Structuring the interactive game using Google Forms presented some challenges and limitations, primarily due to the platform not being inherently designed for gaming purposes. One challenge was the complexity of creating and managing multiple branching paths and scenarios within the form, which required meticulous planning and organization to execute effectively, particularly when using a screen reader, as I mentioned above. However, using Google forms in this creative way, was even more enjoyable, because I had to create various surveys for other courses this semester, so using Google forms this innovatively, made me more enthusiastic to find out more about how I can make Google forms work in unusual ways.
Tool 6: Slack
Slack was introduced by the professor at the beginning of the semester, and I was excited about its potential for fostering a sense of community and engagement within the class. While I had initially planned to post fun and engaging content on Slack, the busyness of the semester limited my ability to do so. Nevertheless, Slack served as a more lighthearted way of communicating with classmates, allowing us to ask questions, engage in direct conversations, host polls, and even check in on one another.

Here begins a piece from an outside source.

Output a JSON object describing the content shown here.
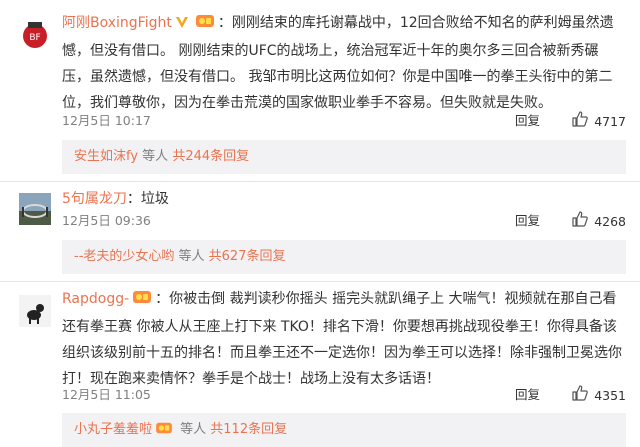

One feature of Slack that I found particularly beneficial and enjoyable was the inclusion of interesting activities by the professor, such as “how we are feeling” questions during some of the classes, and in-class activities conducted there as well. For instance, we had a thorough discussion on clickbaits and fake news, where each group of students was asked to identify a piece of information, and whether it was factual or not, and then we were asked to post the results on the platform so that the rest of the class could see. It was such an enjoyable activity that we got to do, and the use of Slack as a quick way to post to the whole class made it a lot easier and quicker. These activities prompted reflection and encouraged us to think about our emotions and well-being, further teaching us about literacy and empathy. The professor’s active presence and engagement on Slack significantly contributed to my own participation and involvement in the course. Since Slack provided a platform that felt familiar and easy to use, akin to texting, I felt more inclined to be active and interactive on the platform. Knowing that the professor was actively monitoring Slack and encouraging discussion, I tried to ask questions and engage with classmates. Engaging on Slack offered a more immediate and informal communication channel compared to other methods such as in-class discussions or email. It facilitated real-time interactions and discussions, enabling quick responses and the opportunity for spontaneous conversation. This dynamic communication environment added a layer of interactivity and engagement to the learning experience that may have been less pronounced in other communication channels, which led to a powerful feeling of connectedness and belonging to the family that this class was at times. I believe that Slack is suitable for several types of environments, whether that was for work, or academic context, much like what we had this semester.
There were other tools that we used that were no less significant, but these six were the ones I enjoyed and interacted with the most. To conclude this post, I’ll leave you with a musical piece that I played and produced myself. Here is “Mariage d’Amour.” I hope you enjoy it!